Portrait paintings bear witness, not just to the artistic ideals of a period, but also to how people of a given period wished to appear. Whilst portraits of kings display dignity and distance, portraits of artists often seek a more direct, psychological contact with the viewer. An example of this is Daniel by Astrid Nørregaard. In this work there is no haughty arrogance or stiff posture, but rather a relaxed and open approach, as a friendly and egalitarian gesture; cheers!

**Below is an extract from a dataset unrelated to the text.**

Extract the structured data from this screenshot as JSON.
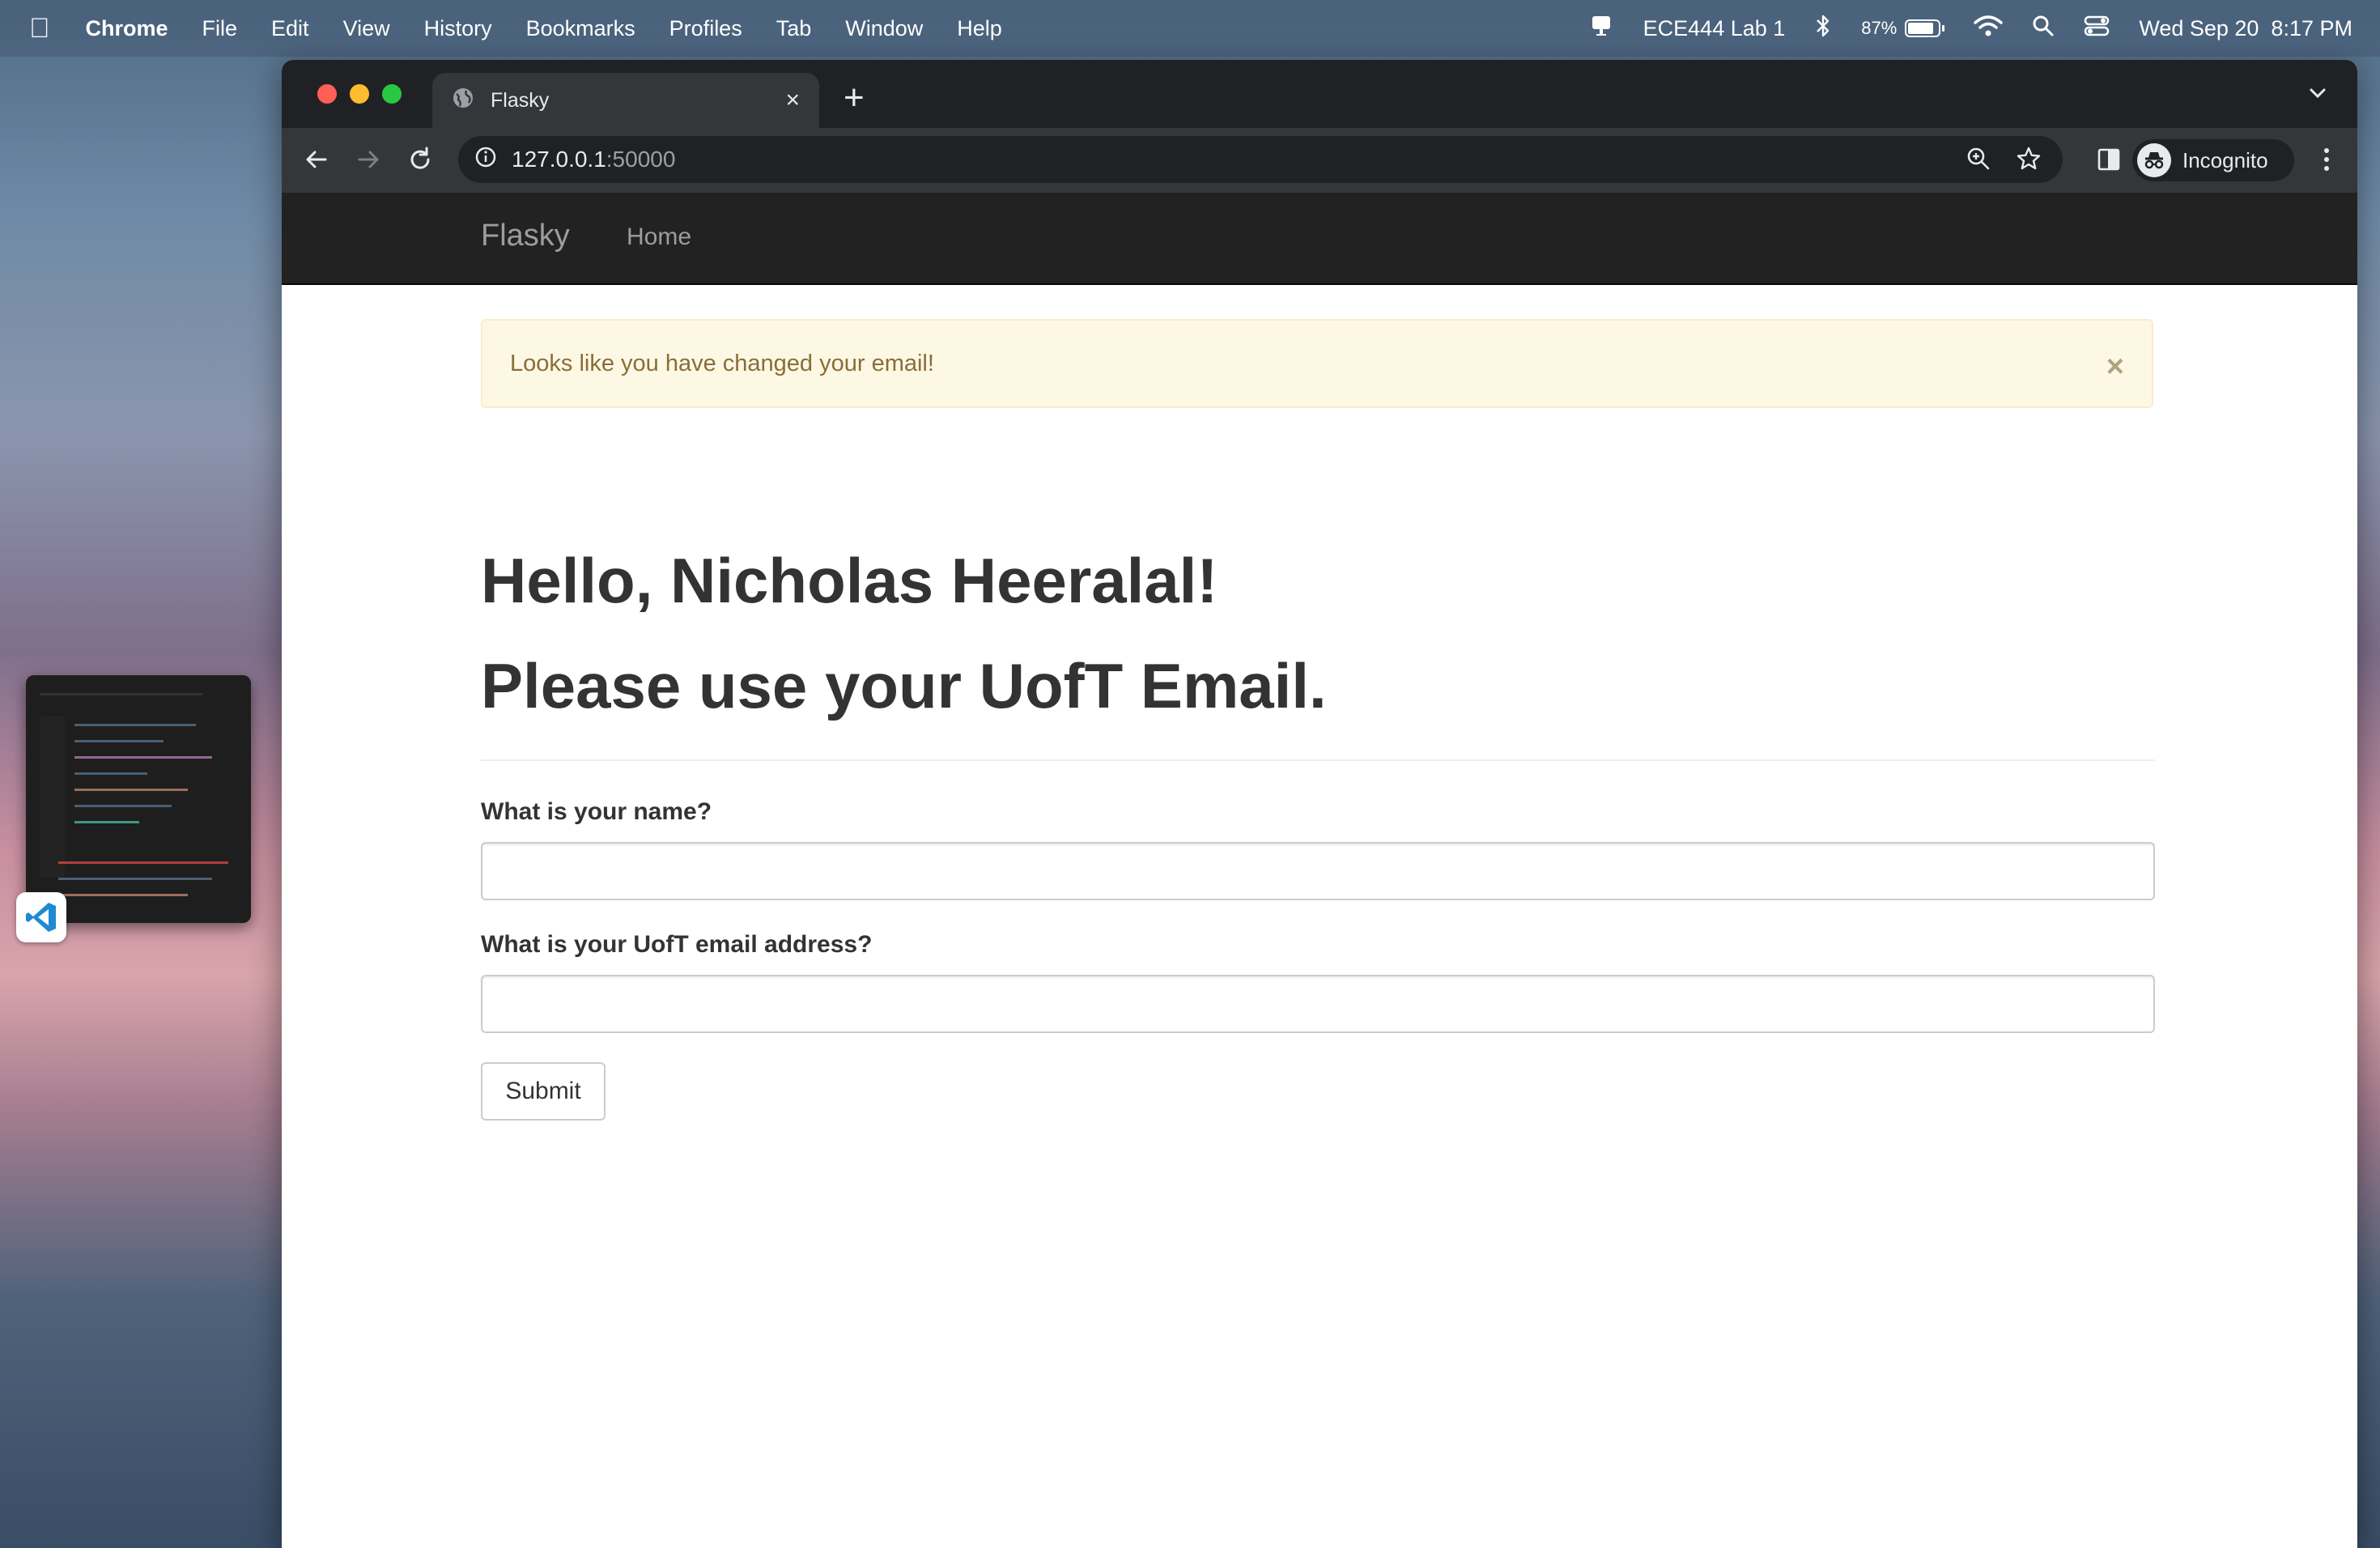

With the introduction of photography in the middle of the 19th century, the specific features of a painter’s style attained greater importance within portrait painting. The choice of painter could thus function as a way of making a social and intellectual stance. Edvard Munch’s portrait of Advokat Ludvig Meyer was commissioned by the lawyer himself. Meyer, however, who was associated with the progressive milieu of bohemian Kristiania, perhaps thought the portrait too radical and eventually dismissed the result. A few years later Trondhjem Kunstforening had the opportunity to buy the portrait and it has since been a part of the collection. (On display in the corridor.)